- EXERCISE -
Print all the records exactly, please.

- LISTED ENTRIES -

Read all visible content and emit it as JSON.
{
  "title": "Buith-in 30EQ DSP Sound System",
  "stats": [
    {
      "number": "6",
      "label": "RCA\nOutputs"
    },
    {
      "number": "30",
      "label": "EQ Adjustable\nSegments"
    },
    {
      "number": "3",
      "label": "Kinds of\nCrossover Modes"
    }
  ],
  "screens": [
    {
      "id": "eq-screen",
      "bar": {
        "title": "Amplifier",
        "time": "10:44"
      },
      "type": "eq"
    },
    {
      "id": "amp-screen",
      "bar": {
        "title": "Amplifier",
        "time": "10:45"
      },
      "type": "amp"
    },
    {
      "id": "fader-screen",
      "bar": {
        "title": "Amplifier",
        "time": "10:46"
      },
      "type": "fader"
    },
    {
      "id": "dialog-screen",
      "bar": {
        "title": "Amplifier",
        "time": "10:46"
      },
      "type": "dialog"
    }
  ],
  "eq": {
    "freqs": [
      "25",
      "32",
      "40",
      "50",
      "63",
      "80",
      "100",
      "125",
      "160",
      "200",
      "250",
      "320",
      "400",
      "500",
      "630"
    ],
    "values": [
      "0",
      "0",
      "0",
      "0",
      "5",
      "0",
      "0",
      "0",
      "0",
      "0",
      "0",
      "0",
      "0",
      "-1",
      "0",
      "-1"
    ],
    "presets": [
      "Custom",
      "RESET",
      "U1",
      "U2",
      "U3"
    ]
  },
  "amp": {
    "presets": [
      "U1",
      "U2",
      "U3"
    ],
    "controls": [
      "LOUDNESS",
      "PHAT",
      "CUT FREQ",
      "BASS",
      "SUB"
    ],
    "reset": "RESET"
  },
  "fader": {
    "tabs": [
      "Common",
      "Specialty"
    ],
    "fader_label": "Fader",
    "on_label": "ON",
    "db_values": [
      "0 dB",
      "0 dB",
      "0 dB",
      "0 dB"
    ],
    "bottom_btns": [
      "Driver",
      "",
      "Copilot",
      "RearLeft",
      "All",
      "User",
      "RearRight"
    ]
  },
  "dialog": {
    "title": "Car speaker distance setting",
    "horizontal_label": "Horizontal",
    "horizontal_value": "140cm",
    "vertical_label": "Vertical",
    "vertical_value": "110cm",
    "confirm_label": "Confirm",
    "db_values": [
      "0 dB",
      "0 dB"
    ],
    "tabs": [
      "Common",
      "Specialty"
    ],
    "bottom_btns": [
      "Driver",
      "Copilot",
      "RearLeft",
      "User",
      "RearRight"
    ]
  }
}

- TASK SOLUTION -
Read all visible content and emit it as JSON.
{
  "title": "Buith-in 30EQ DSP Sound System",
  "stats": [
    {
      "number": "6",
      "label": "RCA\nOutputs"
    },
    {
      "number": "30",
      "label": "EQ Adjustable\nSegments"
    },
    {
      "number": "3",
      "label": "Kinds of\nCrossover Modes"
    }
  ],
  "screens": [
    {
      "id": "eq-screen",
      "bar": {
        "title": "Amplifier",
        "time": "10:44"
      },
      "type": "eq"
    },
    {
      "id": "amp-screen",
      "bar": {
        "title": "Amplifier",
        "time": "10:45"
      },
      "type": "amp"
    },
    {
      "id": "fader-screen",
      "bar": {
        "title": "Amplifier",
        "time": "10:46"
      },
      "type": "fader"
    },
    {
      "id": "dialog-screen",
      "bar": {
        "title": "Amplifier",
        "time": "10:46"
      },
      "type": "dialog"
    }
  ],
  "eq": {
    "freqs": [
      "25",
      "32",
      "40",
      "50",
      "63",
      "80",
      "100",
      "125",
      "160",
      "200",
      "250",
      "320",
      "400",
      "500",
      "630"
    ],
    "values": [
      "0",
      "0",
      "0",
      "0",
      "5",
      "0",
      "0",
      "0",
      "0",
      "0",
      "0",
      "0",
      "0",
      "-1",
      "0",
      "-1"
    ],
    "presets": [
      "Custom",
      "RESET",
      "U1",
      "U2",
      "U3"
    ]
  },
  "amp": {
    "presets": [
      "U1",
      "U2",
      "U3"
    ],
    "controls": [
      "LOUDNESS",
      "PHAT",
      "CUT FREQ",
      "BASS",
      "SUB"
    ],
    "reset": "RESET"
  },
  "fader": {
    "tabs": [
      "Common",
      "Specialty"
    ],
    "fader_label": "Fader",
    "on_label": "ON",
    "db_values": [
      "0 dB",
      "0 dB",
      "0 dB",
      "0 dB"
    ],
    "bottom_btns": [
      "Driver",
      "",
      "Copilot",
      "RearLeft",
      "All",
      "User",
      "RearRight"
    ]
  },
  "dialog": {
    "title": "Car speaker distance setting",
    "horizontal_label": "Horizontal",
    "horizontal_value": "140cm",
    "vertical_label": "Vertical",
    "vertical_value": "110cm",
    "confirm_label": "Confirm",
    "db_values": [
      "0 dB",
      "0 dB"
    ],
    "tabs": [
      "Common",
      "Specialty"
    ],
    "bottom_btns": [
      "Driver",
      "Copilot",
      "RearLeft",
      "User",
      "RearRight"
    ]
  }
}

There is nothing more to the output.